We anticipate that US middle-market transaction volume will stabilise after a 30 percent decline in 2015.
Equity sponsors still have significant dry powder to invest and, in addition to changeof- control transactions, sponsors are aggressively pursuing add-ons to support portfolio company growth. Ample liquidity will be available to support these transactions, especially from non-bank capital providers. There is widespread concern about market dynamics so far into the credit cycle, yet we believe US companies generally will be stable and that most industries will experience modest growth. Several sectors including healthcare, technology and businesses providing goods and services at moderate price points are expected to be particularly appealing opportunities.
Indeed, a number of sources, not to mention the timing of the Fed’s long-awaited rate increase, suggest that the economy still has room to expand.
Yet 2016 does not look entirely rosy for sponsors.
Competition for the best acquisition targets will keep valuations high. If the economy softens, it may create a disconnect between seller and buyer valuation expectations that could make deals more difficult to complete. As discussed, terms are shifting and pricing for new deals may rise. Sponsors will respond to these challenges by consistently choosing experienced, relationship-driven non-bank lenders that have proven their ability to offer flexible terms to address complex deals and maximise enterprise value. Sponsors will also seek lenders that have a track record through numerous cycles and a collaborative approach to resolving issues.
Investors increasingly recognise the benefits of middle-market loans, in particular their compelling yield and performance attributes relative to broadly syndicated loans. In recent years, we’ve seen many investors define US private debt as a distinct asset class, rather than part of fixed-income or alternatives, and make meaningful commitments to funds investing in middle-market loans. We expect this trend to continue in 2016.
As the US economy continues to perform better than most developed countries, US middle-market loans will remain a desirable asset class for domestic and foreign investors this year.
Funds comprised of a diversified portfolio of first-lien, senior-secured loans will be especially appealing, offering stability, current income, asset diversification and downside capital preservation.
Yet it is important to recognise that most current investors have not seen the asset class through a credit cycle.

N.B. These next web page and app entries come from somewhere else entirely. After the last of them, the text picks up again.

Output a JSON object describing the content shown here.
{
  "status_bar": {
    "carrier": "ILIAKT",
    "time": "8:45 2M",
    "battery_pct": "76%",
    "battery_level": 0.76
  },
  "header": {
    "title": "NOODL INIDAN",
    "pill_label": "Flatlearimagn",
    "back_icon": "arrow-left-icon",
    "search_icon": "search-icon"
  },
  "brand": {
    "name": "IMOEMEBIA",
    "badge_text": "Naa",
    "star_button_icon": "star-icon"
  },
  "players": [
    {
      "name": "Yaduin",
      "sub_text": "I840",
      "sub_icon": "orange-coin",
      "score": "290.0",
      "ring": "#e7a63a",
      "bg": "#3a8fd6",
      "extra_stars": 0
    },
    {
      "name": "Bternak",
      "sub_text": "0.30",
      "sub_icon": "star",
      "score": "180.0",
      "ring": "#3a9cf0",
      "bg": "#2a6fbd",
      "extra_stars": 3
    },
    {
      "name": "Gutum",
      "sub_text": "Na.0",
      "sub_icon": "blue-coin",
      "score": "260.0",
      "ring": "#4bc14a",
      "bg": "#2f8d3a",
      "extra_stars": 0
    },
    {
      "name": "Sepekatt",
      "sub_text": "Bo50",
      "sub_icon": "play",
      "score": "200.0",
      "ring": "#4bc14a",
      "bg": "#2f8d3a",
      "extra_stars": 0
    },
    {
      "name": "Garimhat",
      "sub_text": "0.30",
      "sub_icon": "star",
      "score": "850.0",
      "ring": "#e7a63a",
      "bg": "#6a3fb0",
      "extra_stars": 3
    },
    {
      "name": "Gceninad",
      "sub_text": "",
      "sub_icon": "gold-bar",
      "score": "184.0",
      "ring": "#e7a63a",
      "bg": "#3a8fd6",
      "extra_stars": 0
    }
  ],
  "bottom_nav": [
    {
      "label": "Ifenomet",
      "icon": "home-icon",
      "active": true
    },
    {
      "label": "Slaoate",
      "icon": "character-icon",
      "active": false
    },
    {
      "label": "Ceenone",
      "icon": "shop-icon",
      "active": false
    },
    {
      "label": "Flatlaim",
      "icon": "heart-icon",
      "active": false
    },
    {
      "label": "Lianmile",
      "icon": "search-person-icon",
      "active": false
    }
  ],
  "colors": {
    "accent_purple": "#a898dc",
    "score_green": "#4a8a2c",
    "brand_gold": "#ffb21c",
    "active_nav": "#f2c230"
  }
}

If investors anticipate a slower economy, we expect to see priorities shift to favour risk-adjusted returns over absolute returns on underlying loans. In addition, investors will become more selective in choosing managers and place greater importance on their track records in managing mid-market loan portfolios through interest rate and credit cycles.
Better intelligence will facilitate that choice. Investors who have made multiple middle-market loan investments and their advisors can now review actual track records to evaluate performance versus expectations. Those considering follow-on investments will make additional commitments to managers that have proven their ability to deliver compelling results.
Savvy investors are also expanding their evaluation criteria to consider the alignment between their interests and those of potential managers. This trend will intensify in 2016, with investors preferring managers that put their own capital at risk – and whose earnings are highly correlated to the performance of the underlying assets – rather than giving so much weight to the magnitude of a manager’s assets under management.
Between active transaction volume, growing companies and ample liquidity, the 2016 outlook is generally positive. Although some clouds linger, prudent, disciplined sponsors and investors will find compelling opportunities in the US middle-market.
John Finnerty leads NXT Capital’s corporate finance group and Neil Rudd is NXT’s chief financial officer. A leading provider of structured financing to the middle-market, NXT Capital’s asset management platform offers proprietary access to floating-rate middle-market loans sourced nationally through NXT’s direct origination network.
This article is sponsored by NXT Capital. It originally appeared in the February 2016 issue of Private Debt Investor.